WASHINGTON – Sales of new U.S. single-family homes rose to their highest level in nearly five years in May, confirming the housing market's strengthening tone.
The Commerce Department said on Tuesday sales increased 2.1 percent to a seasonally adjusted annual rate of 476,000 units - the highest level since July 2008. It was the third straight month of gains in new home sales.
Sales increased 3.3 percent in April. Economists polled by Reuters had expected new home sales to rise to a 462,000-unit rate last month.
Compared with May 2012, sales were up 29 percent.
Home sales data will be closely watched in the coming months for signs of strain from the rise in mortgage rates.
The housing market recovery, which is helping to soften the blow on the economy from tight fiscal policy, has been largely driven by record-low mortgage rates, thanks to the Federal Reserve's generous monetary stimulus.
The Fed last week said it expected to start slowing the pace of its bond-buying program later this year, bringing it to a halt around the middle of 2014. That has pushed up mortgage rates, which had already been rising since early May.
Economists do not believe the increase in mortgage rates is sufficient to undo the housing market recovery. Data last week showed confidence among home builders spiked to a seven-year high in June and they were upbeat about sales over the next six months and prospective buyer traffic.
Last month, the inventory of new homes on the market increased 2.5 percent to 161,000 - the highest since August 2011 - as builders ramp up production to meet the growing demand.
Still, supply remains tight, putting upward pressure on prices. The median new home price increased 10.3 percent from a year ago.

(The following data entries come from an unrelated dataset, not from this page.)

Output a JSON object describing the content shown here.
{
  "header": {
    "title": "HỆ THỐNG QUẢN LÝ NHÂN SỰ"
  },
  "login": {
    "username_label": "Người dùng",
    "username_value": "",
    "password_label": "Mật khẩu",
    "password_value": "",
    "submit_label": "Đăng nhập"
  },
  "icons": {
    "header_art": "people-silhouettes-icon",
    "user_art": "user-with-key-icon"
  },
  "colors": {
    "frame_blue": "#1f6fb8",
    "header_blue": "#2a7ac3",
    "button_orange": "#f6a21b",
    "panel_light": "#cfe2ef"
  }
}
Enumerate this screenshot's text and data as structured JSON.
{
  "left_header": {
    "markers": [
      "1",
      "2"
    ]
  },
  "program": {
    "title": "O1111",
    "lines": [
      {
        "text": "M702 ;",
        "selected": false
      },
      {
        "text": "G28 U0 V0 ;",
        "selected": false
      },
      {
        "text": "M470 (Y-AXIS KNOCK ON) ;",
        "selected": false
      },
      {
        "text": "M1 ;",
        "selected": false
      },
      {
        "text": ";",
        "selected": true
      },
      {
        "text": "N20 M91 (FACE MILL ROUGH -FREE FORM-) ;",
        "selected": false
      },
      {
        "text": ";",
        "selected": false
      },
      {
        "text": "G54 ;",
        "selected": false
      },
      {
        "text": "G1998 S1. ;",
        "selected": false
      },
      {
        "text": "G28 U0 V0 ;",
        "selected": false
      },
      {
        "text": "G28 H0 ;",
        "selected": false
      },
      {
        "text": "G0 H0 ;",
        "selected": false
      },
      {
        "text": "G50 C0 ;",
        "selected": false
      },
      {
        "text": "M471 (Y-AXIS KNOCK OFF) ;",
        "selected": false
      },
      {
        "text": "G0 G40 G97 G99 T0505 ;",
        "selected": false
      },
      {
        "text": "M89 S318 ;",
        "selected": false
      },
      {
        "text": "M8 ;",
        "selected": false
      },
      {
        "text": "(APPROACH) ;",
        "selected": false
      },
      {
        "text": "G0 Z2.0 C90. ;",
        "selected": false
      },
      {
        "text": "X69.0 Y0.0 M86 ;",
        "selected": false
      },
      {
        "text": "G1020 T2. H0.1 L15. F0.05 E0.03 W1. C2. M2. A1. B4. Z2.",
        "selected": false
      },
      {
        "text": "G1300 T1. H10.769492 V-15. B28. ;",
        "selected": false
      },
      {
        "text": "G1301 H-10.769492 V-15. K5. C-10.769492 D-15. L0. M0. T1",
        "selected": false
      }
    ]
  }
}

At May's sales pace it would take 4.1 months to clear the houses on the market, up from 4.0 months in April. A supply of 6.0 months is normally considered as a healthy balance between supply and demand.
Sales last month were up in the Northeast, Midwest and West. They fell in the South. Sales in the Midwest were the highest since November 2007.
(Reporting by Lucia Mutikani; Editing by Andrea Ricci)